Windows Explorer . If you were used to Windows Explorer, you
will probably prefer to have it handy in XP. I will tell you how to
create a quick launch icon and a desktop icon for Windows Explorer. You can
find it in start -> All Programs -> Accessories, but
that’s not very convenient. First, make sure that you can see part of the
desktop (no programs are filling the whole screen). Next, click start ->
All Programs -> Accessories, and leave the start menu up on the
screen. You will see an icon for Windows Explorer (which I mentioned earlier is
a shortcut in disguise). Right-drag the icon onto the desktop, and
click "Copy Here". You will then have a desktop shortcut for Windows Explorer.
Next, right-drag the desktop shortcut onto the quick launch icon
area. You will know when you are in the correct area because a shadowy vertical
bar will appear where the icon will go. After you let up the mouse button to
stop right-dragging, click "Create Shortcuts Here", and you will have a quick
launch icon for Windows Explorer.
Setting Up Windows Explorer. The default settings for Windows
Explorer are atrocious, and presume that the highest priority should be to make
recent Macintosh users comfortable. Large icons are nice and all, but do they
really have to suppress file extensions? Well fortunately you can change all
that nonsense if you want to. (If you like that nonsense, I apologize.) To do
so, first launch Windows Explorer. Click Tools ->
Folder Options. Click on the View tab. This brings up a dialog in which you
have many choices that affects how Windows Explorer looks. I don’t have time do
describe all of them, so feel free to experiment; just remember what you did so
that if you don’t like it you can change it back. I recommend that you check
both "display the full path" boxes, and uncheck the "Hide extensions for known
Large Icons versus a List of Files in Windows Explorer. The
default setting when you are viewing a directory in Windows Explorer is large
icons. I don’t know about you, but most of the time I want a list of files with
details about the file size and the last-modified date instead. This setting is
actually per directory, which is a good thing; in my opinion large icons are
better for the Control Panel, for example. I will tell you how to make the
default setting be a file list with details.

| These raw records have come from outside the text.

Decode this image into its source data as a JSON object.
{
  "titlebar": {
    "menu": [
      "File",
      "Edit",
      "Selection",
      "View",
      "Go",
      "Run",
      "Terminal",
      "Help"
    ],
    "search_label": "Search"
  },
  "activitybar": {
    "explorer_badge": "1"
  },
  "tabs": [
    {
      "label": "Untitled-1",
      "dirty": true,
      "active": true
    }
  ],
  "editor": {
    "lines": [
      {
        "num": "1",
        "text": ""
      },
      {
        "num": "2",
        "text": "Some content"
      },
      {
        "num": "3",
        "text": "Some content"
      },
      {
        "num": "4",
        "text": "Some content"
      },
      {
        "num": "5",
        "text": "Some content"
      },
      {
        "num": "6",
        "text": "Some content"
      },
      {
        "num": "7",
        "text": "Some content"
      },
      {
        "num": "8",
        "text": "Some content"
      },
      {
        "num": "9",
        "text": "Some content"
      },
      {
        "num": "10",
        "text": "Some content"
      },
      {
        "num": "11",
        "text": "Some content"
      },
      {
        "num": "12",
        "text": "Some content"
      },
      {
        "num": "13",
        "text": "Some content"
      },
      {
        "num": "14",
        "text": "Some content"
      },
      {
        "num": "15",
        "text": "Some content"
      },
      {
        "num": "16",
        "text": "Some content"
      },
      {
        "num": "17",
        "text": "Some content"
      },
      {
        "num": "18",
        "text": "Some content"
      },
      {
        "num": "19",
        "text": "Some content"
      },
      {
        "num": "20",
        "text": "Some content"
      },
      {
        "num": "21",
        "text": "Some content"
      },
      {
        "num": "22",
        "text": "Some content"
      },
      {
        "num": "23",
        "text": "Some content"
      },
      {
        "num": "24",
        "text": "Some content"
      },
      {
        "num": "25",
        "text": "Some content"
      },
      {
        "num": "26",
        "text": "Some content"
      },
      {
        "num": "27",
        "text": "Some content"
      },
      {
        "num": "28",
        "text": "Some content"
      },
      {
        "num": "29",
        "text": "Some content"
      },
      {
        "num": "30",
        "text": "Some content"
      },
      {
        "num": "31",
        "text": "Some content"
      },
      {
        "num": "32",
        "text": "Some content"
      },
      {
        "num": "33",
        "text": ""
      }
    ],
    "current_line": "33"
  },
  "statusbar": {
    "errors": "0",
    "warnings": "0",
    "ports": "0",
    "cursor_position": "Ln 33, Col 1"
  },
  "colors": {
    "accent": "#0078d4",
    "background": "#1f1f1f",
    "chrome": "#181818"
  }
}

First, launch Windows Explorer.
Change the setting for the directory you are looking at to be "Details"
(meaning a file list with details) by clicking View -> Details.

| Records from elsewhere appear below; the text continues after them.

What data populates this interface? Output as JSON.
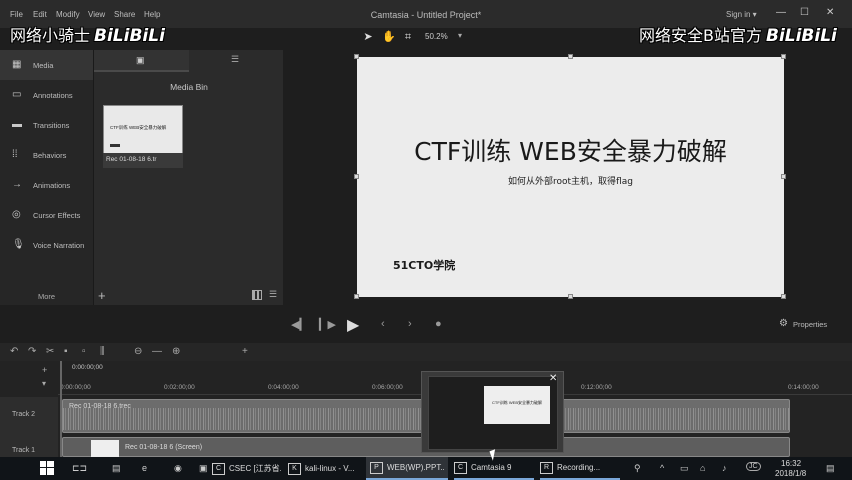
{
  "menubar": {
    "items": [
      "File",
      "Edit",
      "Modify",
      "View",
      "Share",
      "Help"
    ],
    "title": "Camtasia - Untitled Project*",
    "signin": "Sign in ▾"
  },
  "watermarks": {
    "left_text": "网络小骑士",
    "left_logo": "BiLiBiLi",
    "right_text": "网络安全B站官方",
    "right_logo": "BiLiBiLi"
  },
  "toolbar": {
    "zoom": "50.2%"
  },
  "nav": {
    "items": [
      {
        "label": "Media",
        "icon": "film-icon"
      },
      {
        "label": "Annotations",
        "icon": "speech-bubble-icon"
      },
      {
        "label": "Transitions",
        "icon": "transition-icon"
      },
      {
        "label": "Behaviors",
        "icon": "behavior-icon"
      },
      {
        "label": "Animations",
        "icon": "arrow-icon"
      },
      {
        "label": "Cursor Effects",
        "icon": "cursor-icon"
      },
      {
        "label": "Voice Narration",
        "icon": "microphone-icon"
      }
    ],
    "more": "More"
  },
  "media_bin": {
    "title": "Media Bin",
    "clip": {
      "caption": "Rec 01-08-18 6.tr",
      "thumb_text": "CTF训练 WEB安全暴力破解"
    }
  },
  "slide": {
    "title": "CTF训练 WEB安全暴力破解",
    "subtitle": "如何从外部root主机，取得flag",
    "logo": "51CTO学院"
  },
  "playback": {
    "properties": "Properties"
  },
  "timeline": {
    "playhead_time": "0:00:00;00",
    "ruler": [
      "0:00:00;00",
      "0:02:00;00",
      "0:04:00;00",
      "0:06:00;00",
      "0:12:00;00",
      "0:14:00;00"
    ],
    "tracks": [
      {
        "label": "Track 2",
        "clip": "Rec 01-08-18 6.trec"
      },
      {
        "label": "Track 1",
        "clip": "Rec 01-08-18 6 (Screen)"
      }
    ]
  },
  "taskbar": {
    "apps": [
      {
        "label": "CSEC [江苏省...",
        "icon": "C"
      },
      {
        "label": "kali-linux - V...",
        "icon": "K"
      },
      {
        "label": "WEB(WP).PPT...",
        "icon": "P"
      },
      {
        "label": "Camtasia 9",
        "icon": "C"
      },
      {
        "label": "Recording...",
        "icon": "R"
      }
    ],
    "time": "16:32",
    "date": "2018/1/8",
    "tray_badge": "JC"
  },
  "colors": {
    "accent": "#7aa7d8",
    "panel": "#2b2b2b",
    "background": "#1e1e1e"
  }
}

(There is also a convenient icon at the top of the Windows Explorer window, at
the far right next to the "Folders" button, which can do the same thing.) You
should now have a list of files with the details including file size and
modification date. To make this the default for every directory, click Tools ->
Folder Options, click the View tab, and click the "Apply to All Folders"
button. A dialog will pop up asking if you really want to do it; click yes.
When you are done with the Folder Options dialog, dismiss it by clicking the OK